The student market, a large part of Dunedin’s rental sector, has turned upside down since the ban on no-cause 90-day notices. Thompson does not disagree with it but says it has meant there are fewer properties available as student renters don’t want to say whether they are going to renew the tenancy or look for somewhere else. “There are probably only 100 student properties available now, whereas normally there are 300. With those hundred properties, 20 to 30 groups show up per viewing and we are only able to select one.”
Investing In Dunedin
For more information about investing in Dunedin go to www.otago.nzpif.org.nz.
by Corelogic Kelvin Davidson, Chief Property Economist
Rental data is sourced from the Ministry of Business, Innovation and Employment based on rental bonds lodged. This data is supplied grouped into geographic areas based on statistical area units used by Statistics NZ for the census and as a result do not always match well with common usage suburb names.
The rental data for each area is matched to property price information from our database to determine property prices and therefore yield. The yield is calculated as the annualised rental income divided by the median property value calculated using our E-Valuer.
The rental market across Dunedin is dominated by houses. Of the 492 properties recently available on the market for rent, 411 have been houses (84 per cent), 27 flats (5 per cent), with 54 apartments (11 per cent). Flats have been concentrated in Central Dunedin (15 properties), with six each in Kew/St Clair/St Kilda East and Mosgiel. These properties have represented 18 per cent of all those on the market for rent recently in Central Dunedin. Apartments are also a key property type in Central Dunedin (42), with a handful in Mosgiel and North East Valley/Pine Hill.
Turning to houses, the largest markets for rentals lately have been Glenleith/Roslyn/Belleknowes (63), Kew/St Clair/St Kilda East (51), with Mosgiel, Musselburgh/Vauxhall/Peninsula, and Caversham all with 45. But in terms of concentration rates, many parts of Dunedin are 100 per cent – eg Kenmure/Mornington, University/Maori Hill, South Dunedin/St Kilda, Sunnyvale/Abbotsford/Burnside, Rural, and Ravenbourne/Mt Mera/Port Chalmers.

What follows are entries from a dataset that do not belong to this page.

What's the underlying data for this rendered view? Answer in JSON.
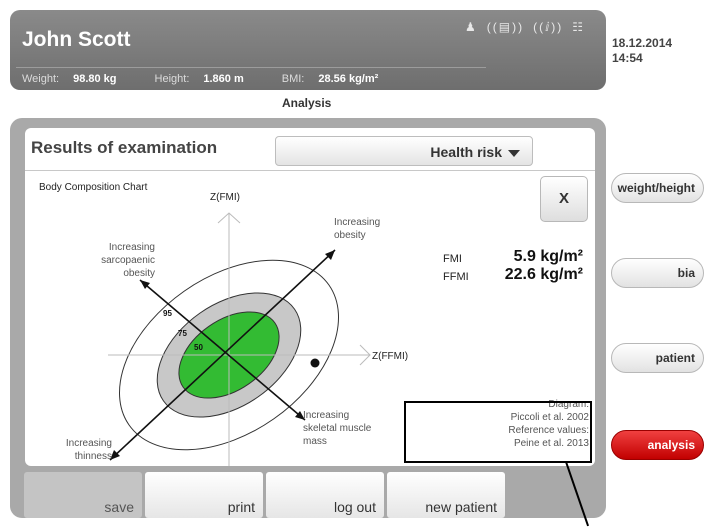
{
  "header": {
    "patient_name": "John Scott",
    "status_icons": [
      "person-icon",
      "scale-signal-icon",
      "wireless-signal-icon",
      "network-icon"
    ],
    "weight_label": "Weight:",
    "weight_value": "98.80 kg",
    "height_label": "Height:",
    "height_value": "1.860 m",
    "bmi_label": "BMI:",
    "bmi_value": "28.56 kg/m²",
    "date": "18.12.2014",
    "time": "14:54"
  },
  "page_title": "Analysis",
  "results": {
    "title": "Results of examination",
    "dropdown_value": "Health risk",
    "close_label": "X"
  },
  "chart": {
    "caption": "Body Composition Chart",
    "y_axis_label": "Z(FMI)",
    "x_axis_label": "Z(FFMI)",
    "annotations": {
      "obesity": [
        "Increasing",
        "obesity"
      ],
      "sarcopenic": [
        "Increasing",
        "sarcopaenic",
        "obesity"
      ],
      "muscle": [
        "Increasing",
        "skeletal muscle",
        "mass"
      ],
      "thinness": [
        "Increasing",
        "thinness"
      ]
    },
    "percentile_labels": [
      "95",
      "75",
      "50"
    ],
    "colors": {
      "inner": "#33bb33",
      "middle": "#c8c8c8",
      "outer": "#ffffff"
    }
  },
  "metrics": {
    "fmi_label": "FMI",
    "fmi_value": "5.9 kg/m²",
    "ffmi_label": "FFMI",
    "ffmi_value": "22.6 kg/m²"
  },
  "source": {
    "line1": "Diagram:",
    "line2": "Piccoli et al. 2002",
    "line3": "Reference values:",
    "line4": "Peine et al. 2013"
  },
  "buttons": {
    "save": "save",
    "print": "print",
    "logout": "log out",
    "new_patient": "new patient"
  },
  "side_nav": {
    "weight_height": "weight/height",
    "bia": "bia",
    "patient": "patient",
    "analysis": "analysis"
  },
  "accent_color": "#d40000"
}
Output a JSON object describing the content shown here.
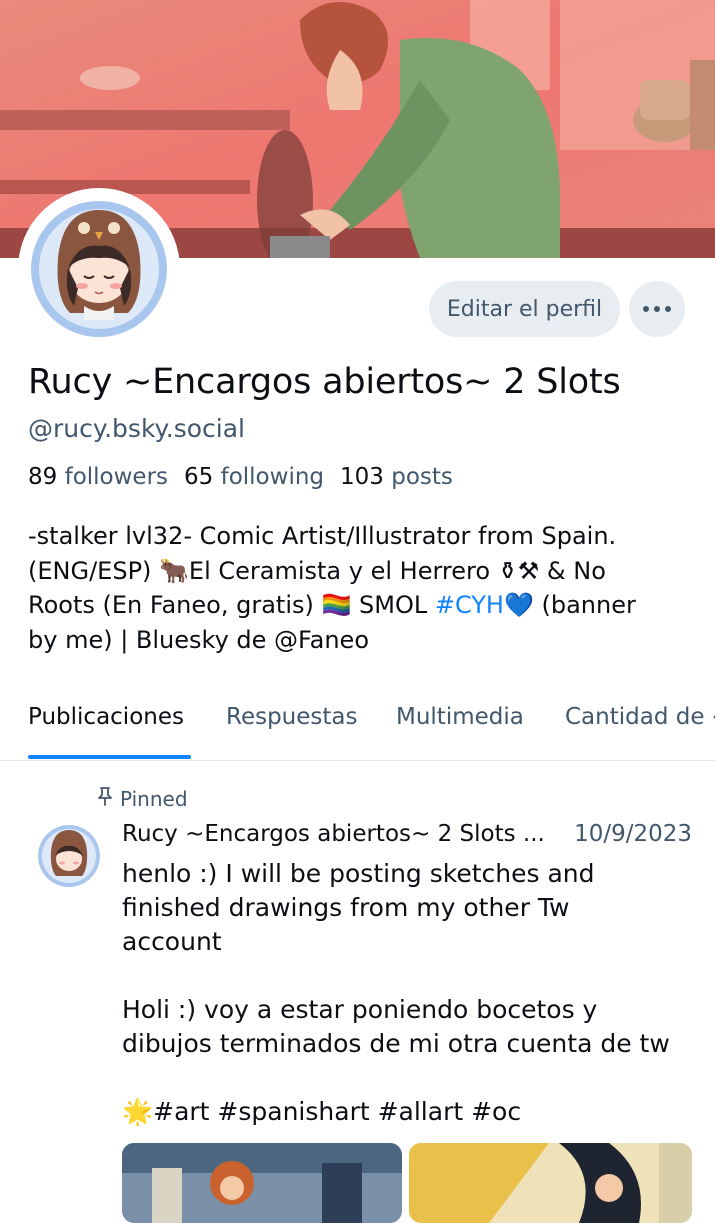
{
  "profile": {
    "display_name": "Rucy ~Encargos abiertos~ 2 Slots",
    "handle": "@rucy.bsky.social",
    "stats": {
      "followers_count": "89",
      "followers_label": "followers",
      "following_count": "65",
      "following_label": "following",
      "posts_count": "103",
      "posts_label": "posts"
    },
    "bio": {
      "line1": "-stalker lvl32- Comic Artist/Illustrator from Spain.",
      "line2a": "(ENG/ESP) 🐂El Ceramista y el Herrero ⚱⚒ & No",
      "line3a": "Roots (En Faneo, gratis) 🏳️‍🌈 SMOL ",
      "line3_tag": "#CYH",
      "line3b": "💙 (banner",
      "line4": "by me) | Bluesky de @Faneo"
    }
  },
  "buttons": {
    "edit_profile": "Editar el perfil"
  },
  "tabs": [
    {
      "label": "Publicaciones",
      "active": true
    },
    {
      "label": "Respuestas",
      "active": false
    },
    {
      "label": "Multimedia",
      "active": false
    },
    {
      "label": "Cantidad de ‹",
      "active": false
    }
  ],
  "post": {
    "pinned_label": "Pinned",
    "author": "Rucy ~Encargos abiertos~ 2 Slots ...",
    "date": "10/9/2023",
    "text_lines": [
      "henlo :) I will be posting sketches and",
      "finished drawings from my other Tw",
      "account",
      "",
      "Holi :) voy a estar poniendo bocetos y",
      "dibujos terminados de mi otra cuenta de tw",
      "",
      "🌟#art #spanishart #allart #oc"
    ]
  },
  "icons": {
    "pin": "pin-icon",
    "more": "more-options-icon"
  },
  "colors": {
    "accent": "#1083fe",
    "muted_text": "#42576c",
    "button_bg": "#e8edf1"
  }
}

House Size, By Bedroom Count
Looking at the 411 houses recently for rent across Dunedin, none have had five bedrooms, and only 21/5 per cent with one.

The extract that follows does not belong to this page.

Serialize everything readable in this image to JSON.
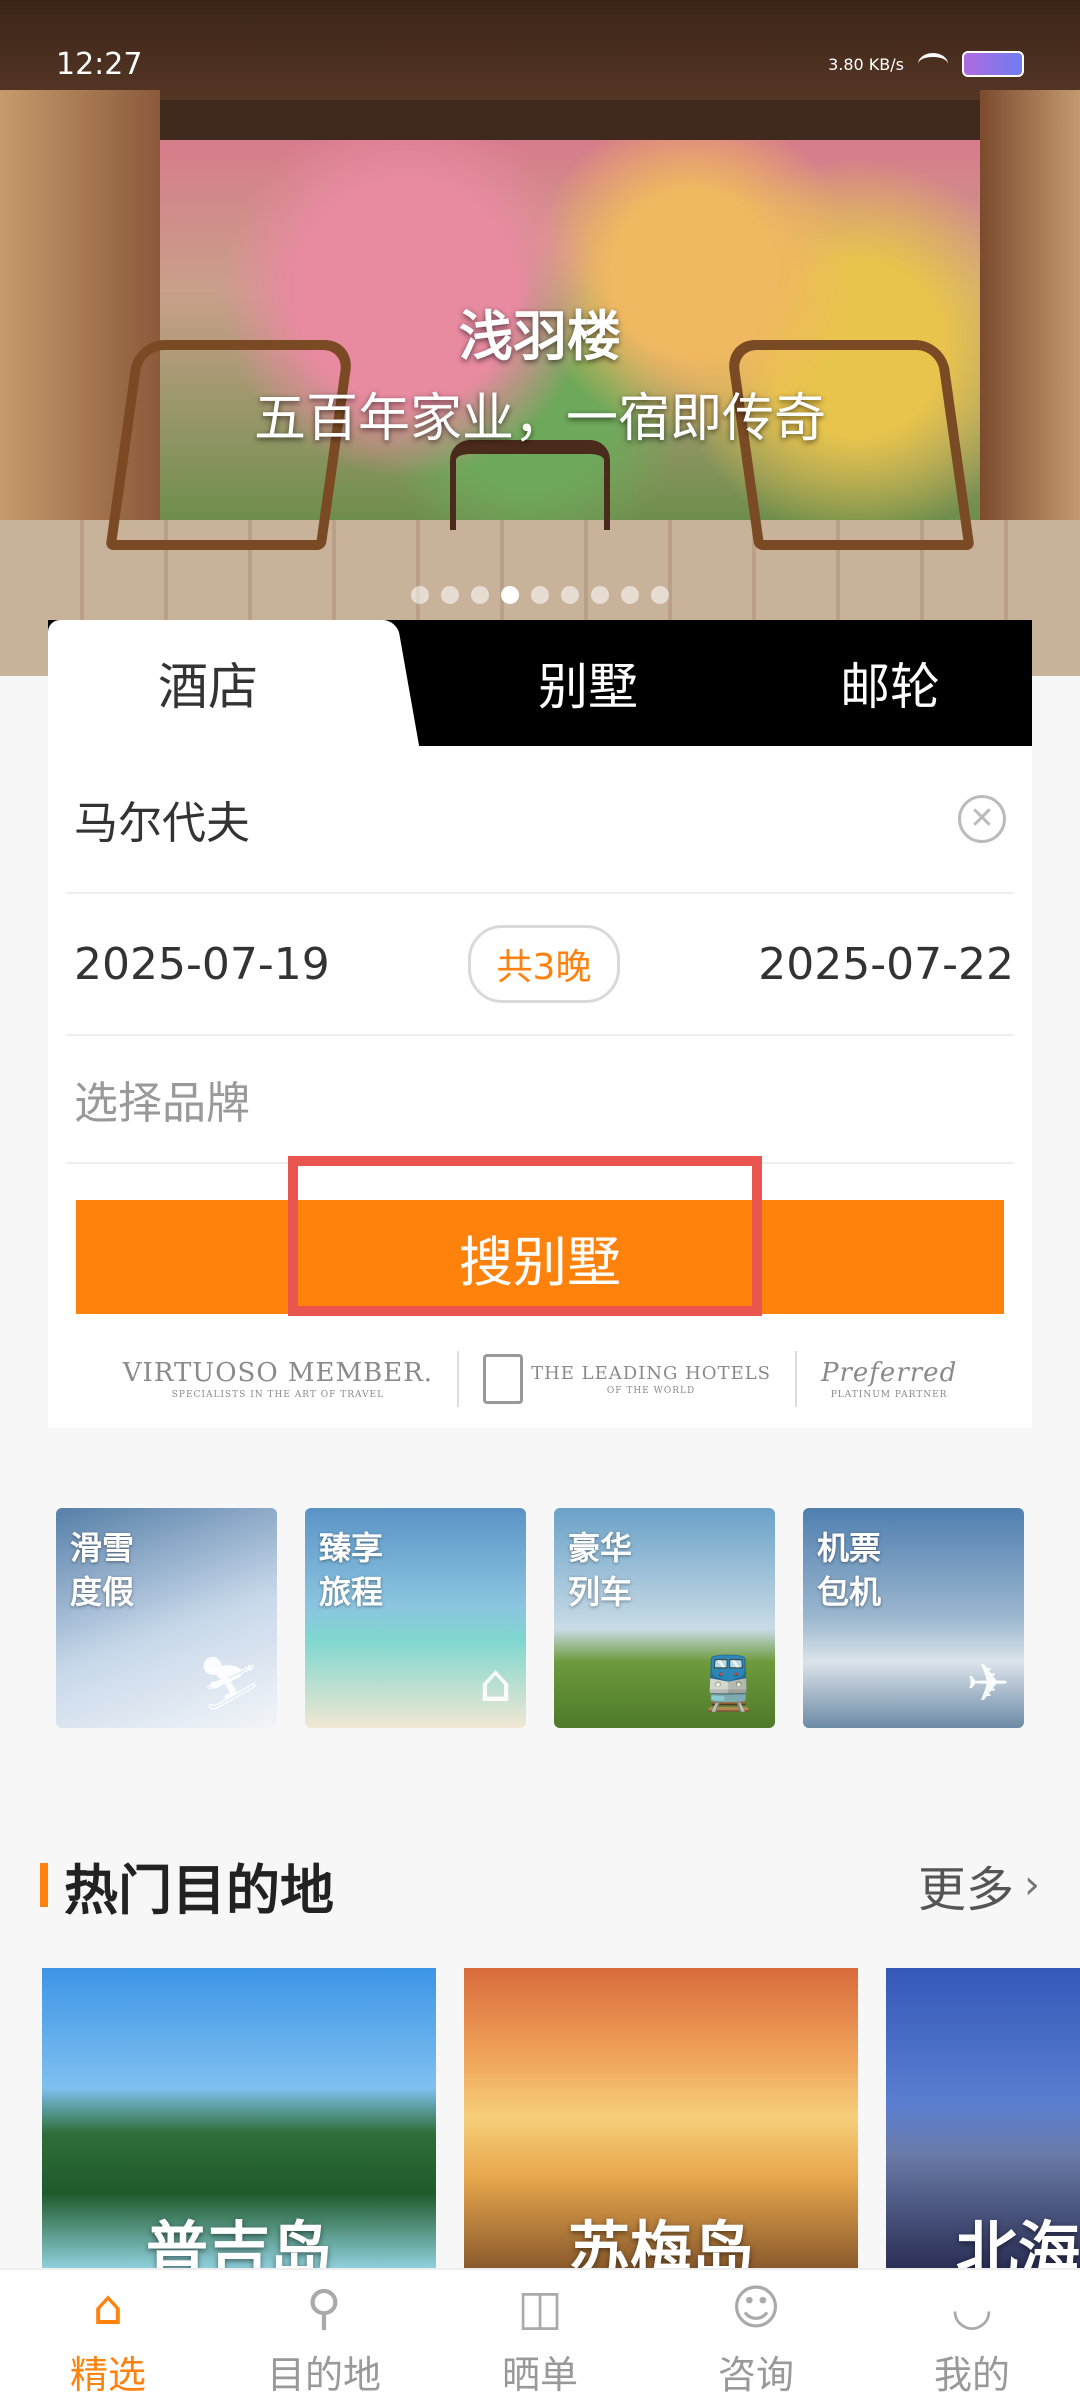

The four-bedroom category has also been relatively small, with only 54 properties, or 13 per cent, of houses recently for rent. Kew/St Clair/St Kilda East has been the largest area for four-bedroom houses.
Looking at the more significant market for two-bedroom rental houses in Dunedin (123/30 per cent), the largest areas have been Central Dunedin (18), and Caversham, Glenleith/Roslyn/Belleknowes, and Kew/St Clair/St Kilda East, with 15 each. In Central Dunedin and South Dunedin/St Kilda, two-bedroom properties have been 67 per cent of all houses recently available for rent.
For three-bedroms, 213 were available for rent across Dunedin, or 52 per cent of houses. Glenleith/Roslyn/Belleknowes (39), Kenmure/Mornington (27), and Musselburgh/Vauxhall/Peninsula (27) have been the largest markets, with fairly high concentration rates; Kenmure/Mornington (82 per cent) and Glenleith/Roslyn/Belleknowes (62 per cent).
Rent And Yield
Median weekly rents for three-bedroom houses across Dunedin are in a tight range from $490 in rural areas, up to $595 in University/Maori Hill.
The values for these properties are more widely spread, from $452,950 in South Dunedin/St Kilda up to $806,650 in University/Maori Hill.
Rental yields have quite a wide range, from less than 4 per cent in University/Maori Hill, up to more than 5.5 per cent in Caversham and South Dunedin/St Kilda.
Rental growth itself has been wide-ranging across Dunedin lately, with three-bedroom houses falling by 2.6 per cent in the past year in Kenmure/Mornington, but rising by more than 15 per cent in Rural, South Dunedin/St Kilda and Caversham.